In a continuation of my previous articles on Executive Functioning this article will focus on working memory. My goal of this article is to break down what the phrase “Working Memory” means and also give concrete examples, so that everyone understands why it is important, the role it plays in a life of a women with ADHD and strategies to help you with working memory.
What Is Working Memory?
You may have heard of the term short term memory which is interchangeably used with the term working memory. Both of these terms refer to thoughts or information that you temporarily hold in your memory so that they are there when you want to complete a task. You can think of working memory as a shelf in your brain. For example, imagine that you are going to the grocery store and you need milk, eggs and bread, while you are at the store you remember that you also need cereal. You head to the cereal aisle and focus on the cheerios, the eggs fall off your mental shelf and you end up going home with only cereal, milk, bread and you forget to get eggs.
When Do We Use Working Memory
Women with ADHD use their working memory every day and in many different situations such as reading, writing, planning, organizing ,following a conversation, or if a task has many different steps. The following are some examples on how poor working memory can affect your day life.
-You want to be part of a conversation but by the time the other person stops talking you forget what you were planning to say.
-Consistently losing things like your keys, cell phone or pocketbook
-You get lost easily even when you use your gps
-You have difficulty following in on a conversation because you forget what the other person had said
-You have a lot of unfinished tasks or projects due to you get distracted or forget about it
-You plan to work from home but forget to bring items that you need
-You have to reread a paragraph several times to retain the information.
-You miss deadlines at work because of your disorganization and inability to follow through on projects.
Strategies for Working Memory
There are a number of different products and services that you can use to help you train your brain and improve your working memory.
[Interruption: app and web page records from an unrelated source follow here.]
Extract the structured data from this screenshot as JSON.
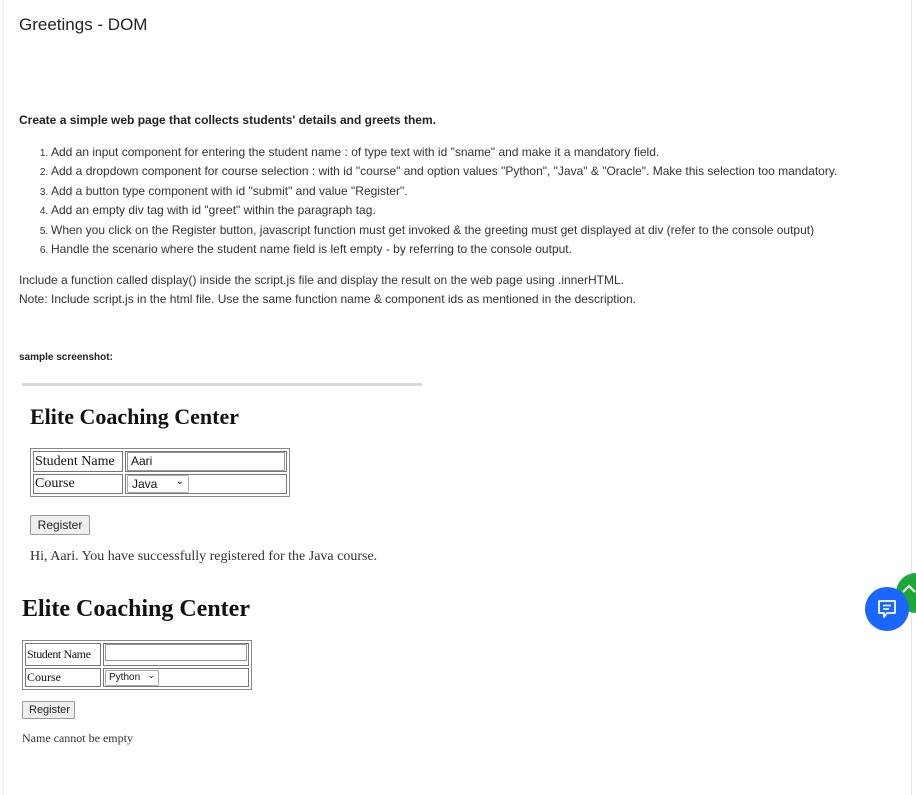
{
  "title": "Greetings - DOM",
  "heading": "Create a simple web page that collects students' details and greets them.",
  "steps": [
    "Add an input component for entering the student name : of type text with id \"sname\" and make it a mandatory field.",
    "Add a  dropdown component for course selection :  with id \"course\" and option values \"Python\", \"Java\" & \"Oracle\". Make this selection too mandatory.",
    "Add a button type component with id \"submit\" and value \"Register\".",
    "Add an empty div tag with id \"greet\" within the paragraph tag.",
    "When you click on the Register button, javascript function must get invoked & the greeting must get displayed at div (refer to the console output)",
    "Handle the scenario where the student name field is left empty - by referring to the console output."
  ],
  "para": [
    "Include a function called display() inside the script.js file and display the result on the web page using .innerHTML.",
    "Note: Include script.js in the html file. Use the same function name & component ids as mentioned in the description."
  ],
  "sample_label": "sample screenshot:",
  "sample1": {
    "heading": "Elite Coaching Center",
    "name_label": "Student Name",
    "name_value": "Aari",
    "course_label": "Course",
    "course_value": "Java",
    "button": "Register",
    "result": "Hi, Aari. You have successfully registered for the Java course."
  },
  "sample2": {
    "heading": "Elite Coaching Center",
    "name_label": "Student Name",
    "name_value": "",
    "course_label": "Course",
    "course_value": "Python",
    "button": "Register",
    "result": "Name cannot be empty"
  },
  "colors": {
    "chat": "#1a66ff",
    "scroll_top": "#1fa83a"
  }
}
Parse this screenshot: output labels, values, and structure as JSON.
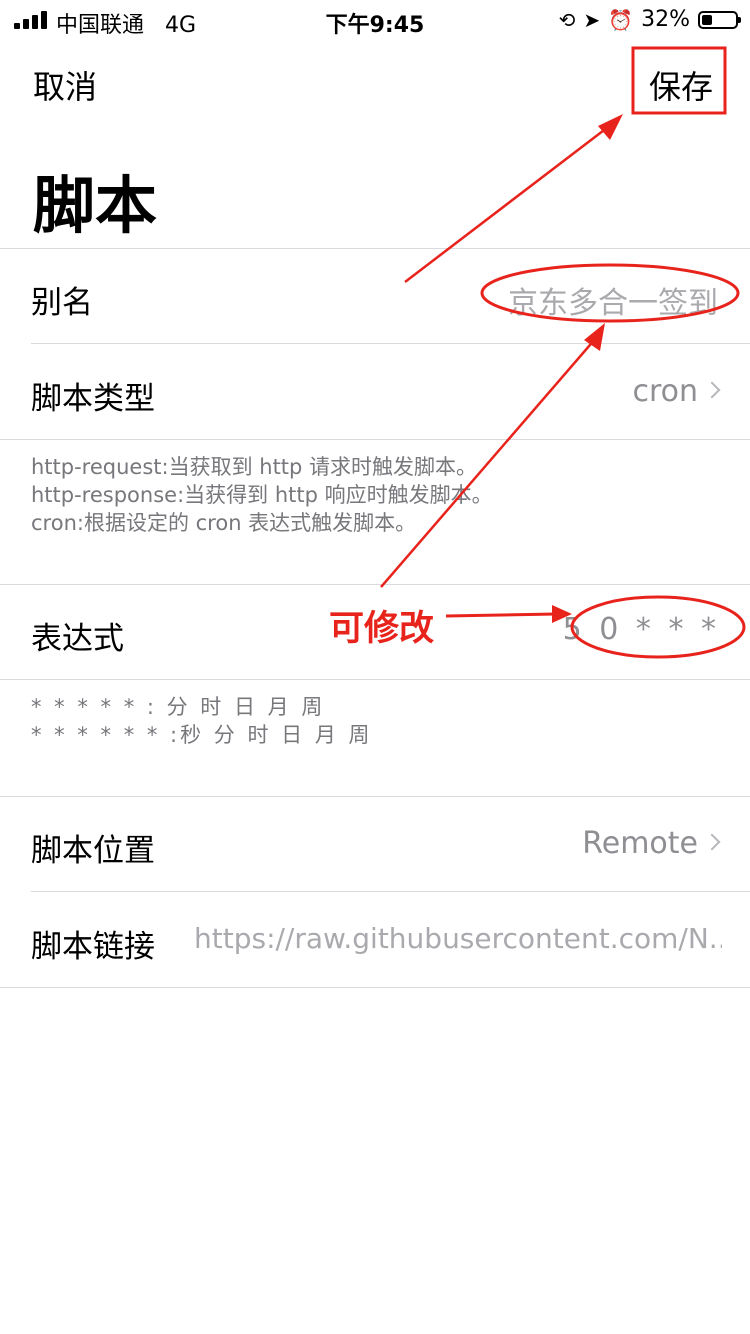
{
  "status_bar": {
    "carrier": "中国联通",
    "network": "4G",
    "time": "下午9:45",
    "battery": "32%",
    "battery_level": 0.32
  },
  "nav": {
    "cancel": "取消",
    "save": "保存"
  },
  "page_title": "脚本",
  "rows": {
    "alias": {
      "label": "别名",
      "value": "京东多合一签到"
    },
    "type": {
      "label": "脚本类型",
      "value": "cron"
    },
    "expression": {
      "label": "表达式",
      "value": "5 0 * * *"
    },
    "location": {
      "label": "脚本位置",
      "value": "Remote"
    },
    "link": {
      "label": "脚本链接",
      "value": "https://raw.githubusercontent.com/N..."
    }
  },
  "notes": {
    "type_help": "http-request:当获取到 http 请求时触发脚本。\nhttp-response:当获得到 http 响应时触发脚本。\ncron:根据设定的 cron 表达式触发脚本。",
    "cron_help": "* * * * * : 分 时 日 月 周\n* * * * * * :秒 分 时 日 月 周"
  },
  "annotation": {
    "text": "可修改",
    "color": "#e8231c"
  }
}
However the following are actually strategies that my coaching clients have used to improve their working memory.
Understand How Working Memory Works and Accept Your Limitations-
The first step to better your working memory to understand it and to accept your limitations. This doesn’t mean you get to say “Oh I forgot and excuse yourself” It means learning to develop and using strategies to compensate for this. Many women with ADHD that I coach use reminder systems to keep things in order, or they use a notepad app on their cell phone or tablet to keep their running to-do list or a list of things that they need to pick up at the store.
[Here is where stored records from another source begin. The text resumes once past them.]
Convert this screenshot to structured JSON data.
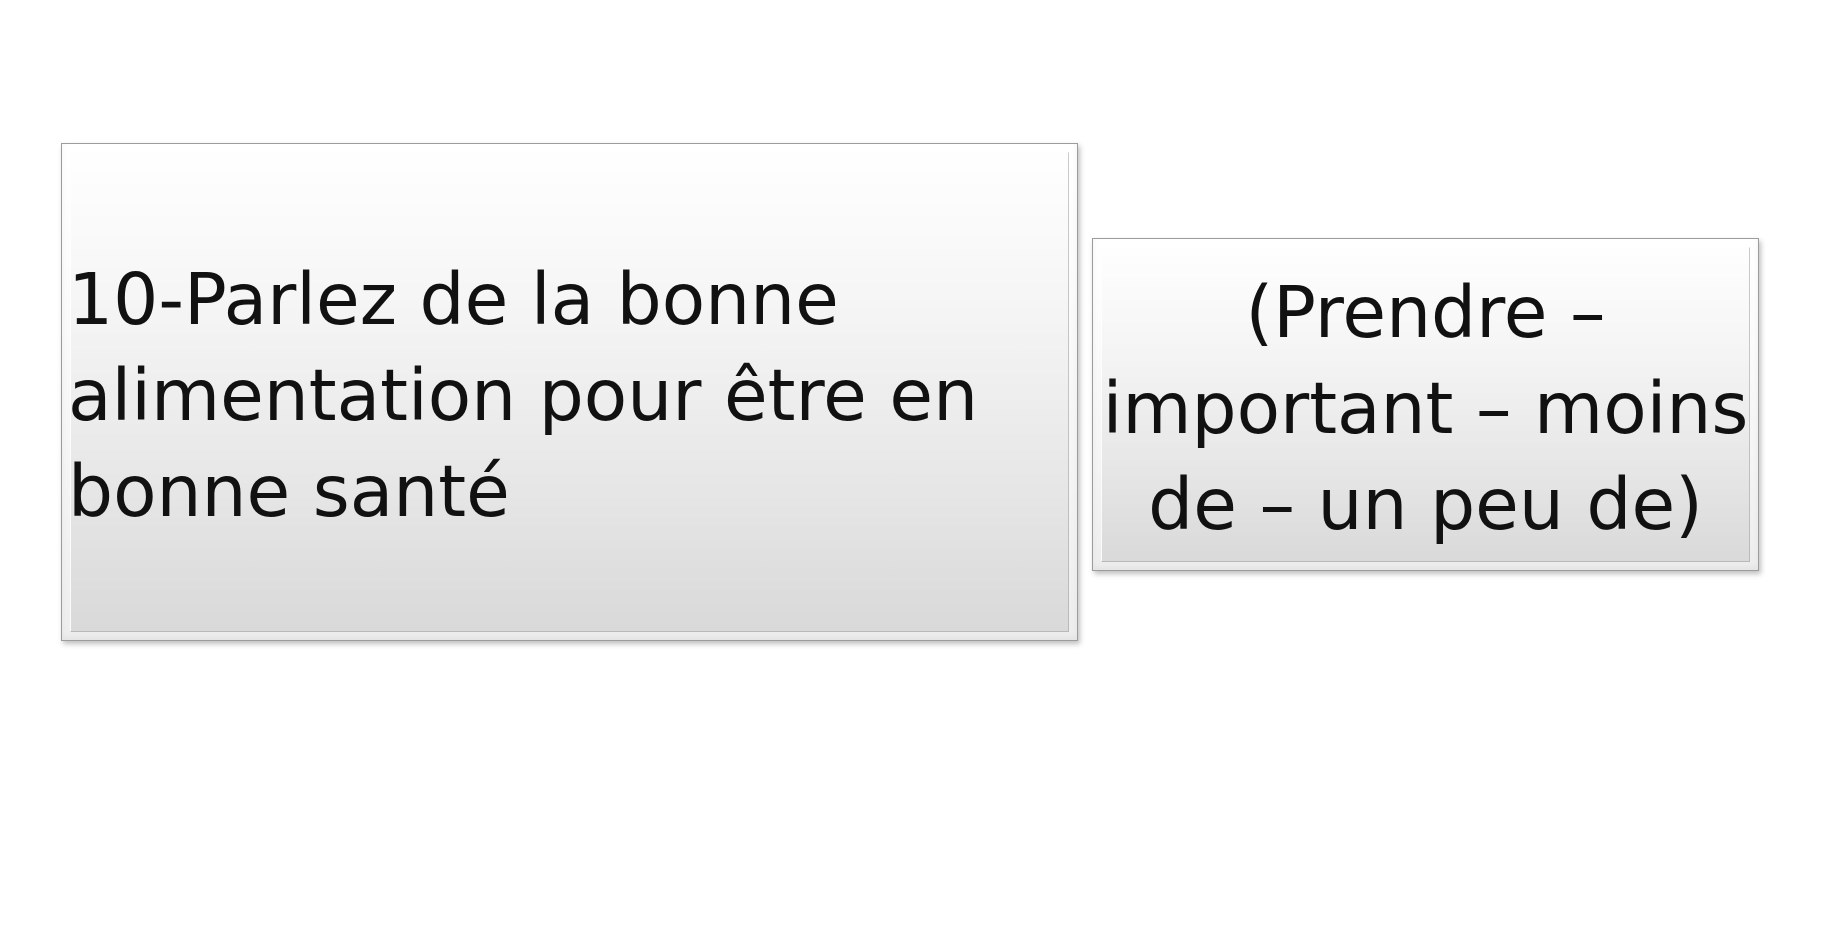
{
  "question_box": {
    "lines": [
      "10-Parlez de la bonne",
      "alimentation pour être en",
      "bonne santé"
    ]
  },
  "hint_box": {
    "lines": [
      "(Prendre –",
      "important – moins",
      "de – un peu de)"
    ]
  }
}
Break big chunks into small, bite-sized pieces- Think about if you are getting ready to have a party in your home, and you are very overwhelmed with everything that needs to be done, shopping, cleaning, cooking and setting up for the party. Focus on one area such as the cleaning and break what you need to clean into small bite sized pieces, you can do it room by room or by sections. Ignore the rest until you are done with the cleaning.
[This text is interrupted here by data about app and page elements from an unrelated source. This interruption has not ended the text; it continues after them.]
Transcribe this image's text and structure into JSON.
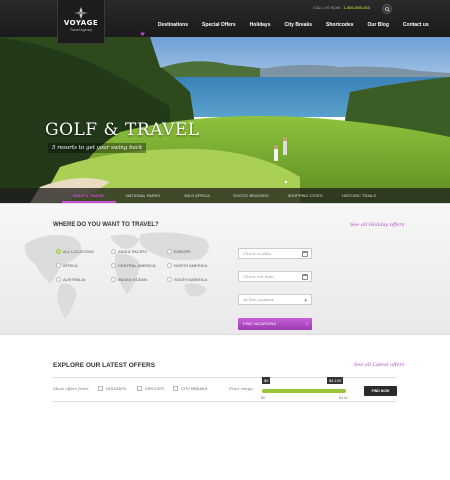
{
  "header": {
    "logo_text": "VOYAGE",
    "logo_sub": "Travel Agency",
    "call_label": "CALL US NOW:",
    "call_number": "1-800-555-453",
    "nav": [
      "Destinations",
      "Special Offers",
      "Holidays",
      "City Breaks",
      "Shortcodes",
      "Our Blog",
      "Contact us"
    ]
  },
  "hero": {
    "title": "GOLF & TRAVEL",
    "tagline": "5 resorts to get your swing back",
    "tabs": [
      "GOLF & TRAVEL",
      "NATIONAL PARKS",
      "WILD AFRICA",
      "EXOTIC BEACHES",
      "SHOPPING CITIES",
      "HISTORIC TRAILS"
    ],
    "active_tab": "GOLF & TRAVEL"
  },
  "search": {
    "title": "WHERE DO YOU WANT TO TRAVEL?",
    "see_link": "See all Holiday offers",
    "regions": [
      "ALL LOCATIONS",
      "ASIA & PACIFIC",
      "EUROPE",
      "AFRICA",
      "CENTRAL AMERICA",
      "NORTH AMERICA",
      "AUSTRALIA",
      "INDIAN OCEAN",
      "SOUTH AMERICA"
    ],
    "checkin_placeholder": "Check in date",
    "checkout_placeholder": "Check out date",
    "sublocation_value": "All Sub Locations",
    "find_label": "FIND VACATIONS"
  },
  "offers": {
    "title": "EXPLORE OUR LATEST OFFERS",
    "see_link": "See all Latest offers",
    "show_label": "Show offers from:",
    "filters": [
      "HOLIDAYS",
      "CIRCUITS",
      "CITY BREAKS"
    ],
    "price_label": "Price range:",
    "price_min": "$0",
    "price_max": "$4,100",
    "scale_min": "$0",
    "scale_max": "$4,1k",
    "find_now": "FIND NOW"
  },
  "colors": {
    "accent": "#b04ac4",
    "green": "#9ac53a",
    "dark": "#1a1a1a"
  }
}
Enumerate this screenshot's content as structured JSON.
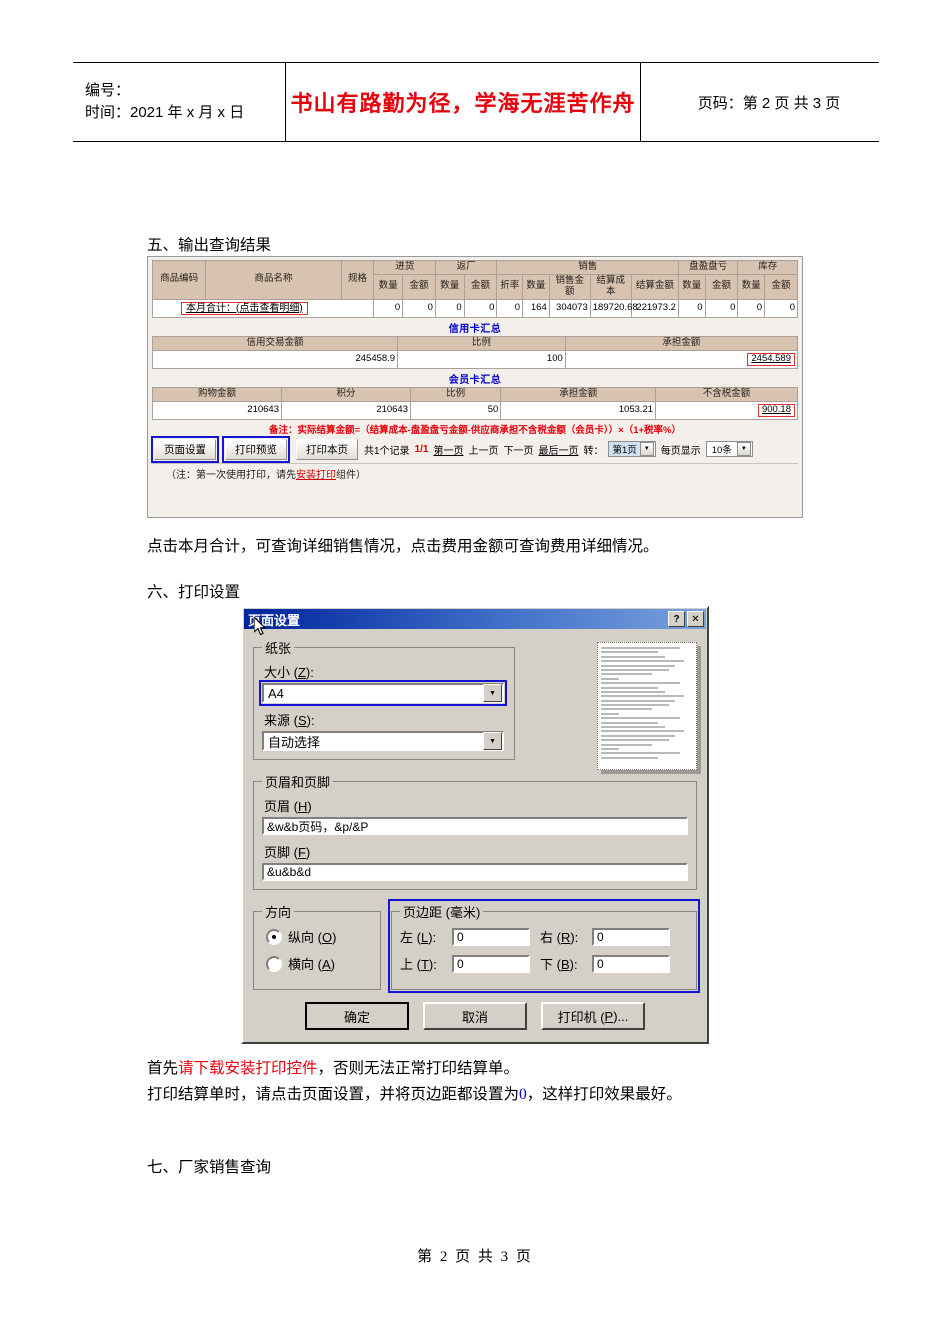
{
  "page_header": {
    "number_label": "编号：",
    "time_label": "时间：2021 年 x 月 x 日",
    "slogan": "书山有路勤为径，学海无涯苦作舟",
    "page_label": "页码：第 2 页 共 3 页"
  },
  "sections": {
    "five": "五、输出查询结果",
    "six": "六、打印设置",
    "seven": "七、厂家销售查询"
  },
  "paragraphs": {
    "after_table": "点击本月合计，可查询详细销售情况，点击费用金额可查询费用详细情况。",
    "tip1_a": "首先",
    "tip1_link": "请下载安装打印控件",
    "tip1_b": "，否则无法正常打印结算单。",
    "tip2_a": "打印结算单时，请点击页面设置，并将页边距都设置为",
    "tip2_zero": "0",
    "tip2_b": "，这样打印效果最好。"
  },
  "result_table": {
    "group_headers": [
      "进货",
      "返厂",
      "销售",
      "盘盈盘亏",
      "库存"
    ],
    "left_headers": [
      "商品编码",
      "商品名称",
      "规格"
    ],
    "sub_headers": [
      "数量",
      "金额",
      "数量",
      "金额",
      "折率",
      "数量",
      "销售金额",
      "结算成本",
      "结算金额",
      "数量",
      "金额",
      "数量",
      "金额"
    ],
    "row_label": "本月合计：(点击查看明细)",
    "row_values": [
      "0",
      "0",
      "0",
      "0",
      "0",
      "164",
      "304073",
      "189720.68",
      "221973.2",
      "0",
      "0",
      "0",
      "0"
    ]
  },
  "credit_summary": {
    "title": "信用卡汇总",
    "headers": [
      "信用交易金额",
      "比例",
      "承担金额"
    ],
    "values": [
      "245458.9",
      "100",
      "2454.589"
    ]
  },
  "member_summary": {
    "title": "会员卡汇总",
    "headers": [
      "购物金额",
      "积分",
      "比例",
      "承担金额",
      "不含税金额"
    ],
    "values": [
      "210643",
      "210643",
      "50",
      "1053.21",
      "900.18"
    ]
  },
  "remark": "备注：实际结算金额=（结算成本-盘盈盘亏金额-供应商承担不含税金额（会员卡））×（1+税率%）",
  "toolbar": {
    "page_setup": "页面设置",
    "print_preview": "打印预览",
    "print_page": "打印本页",
    "record_total": "共1个记录",
    "record_pages": "1/1",
    "first": "第一页",
    "prev": "上一页",
    "next": "下一页",
    "last": "最后一页",
    "goto_label": "转：",
    "goto_value": "第1页",
    "per_page_label": "每页显示",
    "per_page_value": "10条"
  },
  "bottom_note": {
    "a": "（注：第一次使用打印，请先",
    "link": "安装打印",
    "b": "组件）"
  },
  "dialog": {
    "title": "页面设置",
    "help_btn": "?",
    "close_btn": "✕",
    "paper_group": "纸张",
    "size_label_a": "大小 (",
    "size_label_key": "Z",
    "size_label_b": "):",
    "size_value": "A4",
    "source_label_a": "来源 (",
    "source_label_key": "S",
    "source_label_b": "):",
    "source_value": "自动选择",
    "hf_group": "页眉和页脚",
    "header_label_a": "页眉 (",
    "header_label_key": "H",
    "header_label_b": ")",
    "header_value": "&w&b页码，&p/&P",
    "footer_label_a": "页脚 (",
    "footer_label_key": "F",
    "footer_label_b": ")",
    "footer_value": "&u&b&d",
    "orient_group": "方向",
    "portrait_a": "纵向 (",
    "portrait_key": "O",
    "portrait_b": ")",
    "landscape_a": "横向 (",
    "landscape_key": "A",
    "landscape_b": ")",
    "margin_group": "页边距 (毫米)",
    "margin_left_a": "左 (",
    "margin_left_key": "L",
    "margin_left_b": "):",
    "margin_left_value": "0",
    "margin_right_a": "右 (",
    "margin_right_key": "R",
    "margin_right_b": "):",
    "margin_right_value": "0",
    "margin_top_a": "上 (",
    "margin_top_key": "T",
    "margin_top_b": "):",
    "margin_top_value": "0",
    "margin_bottom_a": "下 (",
    "margin_bottom_key": "B",
    "margin_bottom_b": "):",
    "margin_bottom_value": "0",
    "ok": "确定",
    "cancel": "取消",
    "printer_a": "打印机 (",
    "printer_key": "P",
    "printer_b": ")..."
  },
  "footer": "第 2 页 共 3 页"
}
Use checklists for tasks with multiple steps- Create a checklist for your first hour at work or before you start a task. This checklist may include the phone calls that you need to make, appointments that you have, emails that you have to answer.
Develop Zones- Create zones for your items (i.e. cell phone, keys) when you return home from either work, or running errands. This zone could be a basket by your door or in the kitchen.
Experiment with various ways of remembering information –One of my clients found it more easy to remember things when she created a song or made up a rhyme. Another one of my clients found that having a visualization helped her remember multiple items. When you are driving home from work or an errand and you cant write it down at the moment, try to visualize yourself stopping at the store picking up the items that you need. Because images are more powerful than words, you are apt to remember everything you need at the store as you follow your visualization..
Exercise Routine- Some ADHD research studies have shown that exercising helps working memory. While the reasons for this aren’t fully understood, scientists believe physical activity improves the health of brain cells. It can also indirectly affect memory by improving mood, helping you sleep better, and reducing stress – areas that can affect cognitive abilities